Task details:
Lines holding the word "desc" are the ones to copy from the data below.

Listed entries Block Start

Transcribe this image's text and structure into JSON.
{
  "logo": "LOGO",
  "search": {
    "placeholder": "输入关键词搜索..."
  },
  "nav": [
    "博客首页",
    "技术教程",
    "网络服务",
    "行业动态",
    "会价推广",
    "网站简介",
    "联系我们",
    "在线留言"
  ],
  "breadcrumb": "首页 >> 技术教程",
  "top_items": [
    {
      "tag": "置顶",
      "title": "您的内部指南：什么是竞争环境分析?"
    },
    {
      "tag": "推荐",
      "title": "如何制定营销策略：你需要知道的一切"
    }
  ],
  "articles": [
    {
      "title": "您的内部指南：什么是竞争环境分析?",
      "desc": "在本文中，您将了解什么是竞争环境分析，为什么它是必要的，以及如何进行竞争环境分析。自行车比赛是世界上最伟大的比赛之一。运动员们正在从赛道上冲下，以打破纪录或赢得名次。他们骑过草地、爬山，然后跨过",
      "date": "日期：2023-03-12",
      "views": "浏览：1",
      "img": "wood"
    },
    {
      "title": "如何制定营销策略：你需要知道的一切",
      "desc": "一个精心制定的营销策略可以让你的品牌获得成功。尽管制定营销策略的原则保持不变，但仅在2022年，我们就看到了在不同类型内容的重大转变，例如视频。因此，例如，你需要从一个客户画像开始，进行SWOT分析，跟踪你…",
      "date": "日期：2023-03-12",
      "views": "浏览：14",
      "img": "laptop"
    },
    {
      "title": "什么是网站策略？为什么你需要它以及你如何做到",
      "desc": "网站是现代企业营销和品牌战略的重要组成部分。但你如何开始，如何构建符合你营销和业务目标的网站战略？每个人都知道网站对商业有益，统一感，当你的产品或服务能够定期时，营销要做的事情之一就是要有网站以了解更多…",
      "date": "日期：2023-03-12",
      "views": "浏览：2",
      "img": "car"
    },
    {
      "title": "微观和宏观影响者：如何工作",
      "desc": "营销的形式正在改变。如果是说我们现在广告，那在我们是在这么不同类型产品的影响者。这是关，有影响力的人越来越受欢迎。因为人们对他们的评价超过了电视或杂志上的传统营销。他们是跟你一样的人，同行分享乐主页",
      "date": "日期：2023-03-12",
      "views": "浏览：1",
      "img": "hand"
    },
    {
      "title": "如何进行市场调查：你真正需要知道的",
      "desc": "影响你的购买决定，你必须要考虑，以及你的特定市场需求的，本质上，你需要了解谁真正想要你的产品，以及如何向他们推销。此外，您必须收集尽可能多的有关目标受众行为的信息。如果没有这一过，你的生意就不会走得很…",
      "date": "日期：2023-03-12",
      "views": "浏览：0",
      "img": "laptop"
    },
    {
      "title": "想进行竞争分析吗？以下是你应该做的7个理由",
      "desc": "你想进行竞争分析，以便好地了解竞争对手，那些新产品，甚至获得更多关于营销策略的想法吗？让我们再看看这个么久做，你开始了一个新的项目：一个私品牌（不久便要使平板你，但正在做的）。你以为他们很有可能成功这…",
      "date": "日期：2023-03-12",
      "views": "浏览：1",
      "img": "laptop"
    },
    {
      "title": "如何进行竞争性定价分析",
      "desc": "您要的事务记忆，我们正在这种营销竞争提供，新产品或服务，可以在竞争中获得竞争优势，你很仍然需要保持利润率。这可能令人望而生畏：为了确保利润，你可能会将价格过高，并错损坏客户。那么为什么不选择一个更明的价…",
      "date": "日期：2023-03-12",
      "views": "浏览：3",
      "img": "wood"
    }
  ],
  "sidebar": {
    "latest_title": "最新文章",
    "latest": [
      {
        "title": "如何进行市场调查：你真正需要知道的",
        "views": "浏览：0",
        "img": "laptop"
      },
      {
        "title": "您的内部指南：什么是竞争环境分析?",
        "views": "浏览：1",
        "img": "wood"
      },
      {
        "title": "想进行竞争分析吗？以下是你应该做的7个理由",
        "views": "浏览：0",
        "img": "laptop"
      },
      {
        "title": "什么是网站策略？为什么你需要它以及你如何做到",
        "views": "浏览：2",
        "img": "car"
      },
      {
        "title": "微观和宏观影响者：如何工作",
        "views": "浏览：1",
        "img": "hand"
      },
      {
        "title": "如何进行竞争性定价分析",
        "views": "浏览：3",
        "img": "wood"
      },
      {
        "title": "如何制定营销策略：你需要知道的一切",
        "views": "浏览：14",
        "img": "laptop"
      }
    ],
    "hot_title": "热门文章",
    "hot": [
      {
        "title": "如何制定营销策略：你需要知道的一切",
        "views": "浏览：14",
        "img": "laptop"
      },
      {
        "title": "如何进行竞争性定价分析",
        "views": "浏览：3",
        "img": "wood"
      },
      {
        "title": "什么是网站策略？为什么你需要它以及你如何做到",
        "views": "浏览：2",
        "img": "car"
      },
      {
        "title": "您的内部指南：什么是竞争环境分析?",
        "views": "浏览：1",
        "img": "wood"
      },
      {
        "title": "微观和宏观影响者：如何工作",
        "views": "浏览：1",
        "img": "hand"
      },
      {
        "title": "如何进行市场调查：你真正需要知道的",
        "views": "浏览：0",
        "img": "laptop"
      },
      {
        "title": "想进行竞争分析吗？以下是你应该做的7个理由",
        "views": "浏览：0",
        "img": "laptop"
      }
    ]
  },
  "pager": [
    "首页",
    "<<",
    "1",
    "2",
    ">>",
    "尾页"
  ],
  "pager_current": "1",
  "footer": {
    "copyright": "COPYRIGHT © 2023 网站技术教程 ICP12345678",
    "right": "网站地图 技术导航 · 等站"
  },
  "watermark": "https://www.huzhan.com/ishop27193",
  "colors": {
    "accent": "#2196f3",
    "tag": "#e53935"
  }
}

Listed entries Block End

Exercise output:
      "desc": "在本文中，您将了解什么是竞争环境分析，为什么它是必要的，以及如何进行竞争环境分析。自行车比赛是世界上最伟大的比赛之一。运动员们正在从赛道上冲下，以打破纪录或赢得名次。他们骑过草地、爬山，然后跨过",
      "desc": "一个精心制定的营销策略可以让你的品牌获得成功。尽管制定营销策略的原则保持不变，但仅在2022年，我们就看到了在不同类型内容的重大转变，例如视频。因此，例如，你需要从一个客户画像开始，进行SWOT分析，跟踪你…",
      "desc": "网站是现代企业营销和品牌战略的重要组成部分。但你如何开始，如何构建符合你营销和业务目标的网站战略？每个人都知道网站对商业有益，统一感，当你的产品或服务能够定期时，营销要做的事情之一就是要有网站以了解更多…",
      "desc": "营销的形式正在改变。如果是说我们现在广告，那在我们是在这么不同类型产品的影响者。这是关，有影响力的人越来越受欢迎。因为人们对他们的评价超过了电视或杂志上的传统营销。他们是跟你一样的人，同行分享乐主页",
      "desc": "影响你的购买决定，你必须要考虑，以及你的特定市场需求的，本质上，你需要了解谁真正想要你的产品，以及如何向他们推销。此外，您必须收集尽可能多的有关目标受众行为的信息。如果没有这一过，你的生意就不会走得很…",
      "desc": "你想进行竞争分析，以便好地了解竞争对手，那些新产品，甚至获得更多关于营销策略的想法吗？让我们再看看这个么久做，你开始了一个新的项目：一个私品牌（不久便要使平板你，但正在做的）。你以为他们很有可能成功这…",
      "desc": "您要的事务记忆，我们正在这种营销竞争提供，新产品或服务，可以在竞争中获得竞争优势，你很仍然需要保持利润率。这可能令人望而生畏：为了确保利润，你可能会将价格过高，并错损坏客户。那么为什么不选择一个更明的价…",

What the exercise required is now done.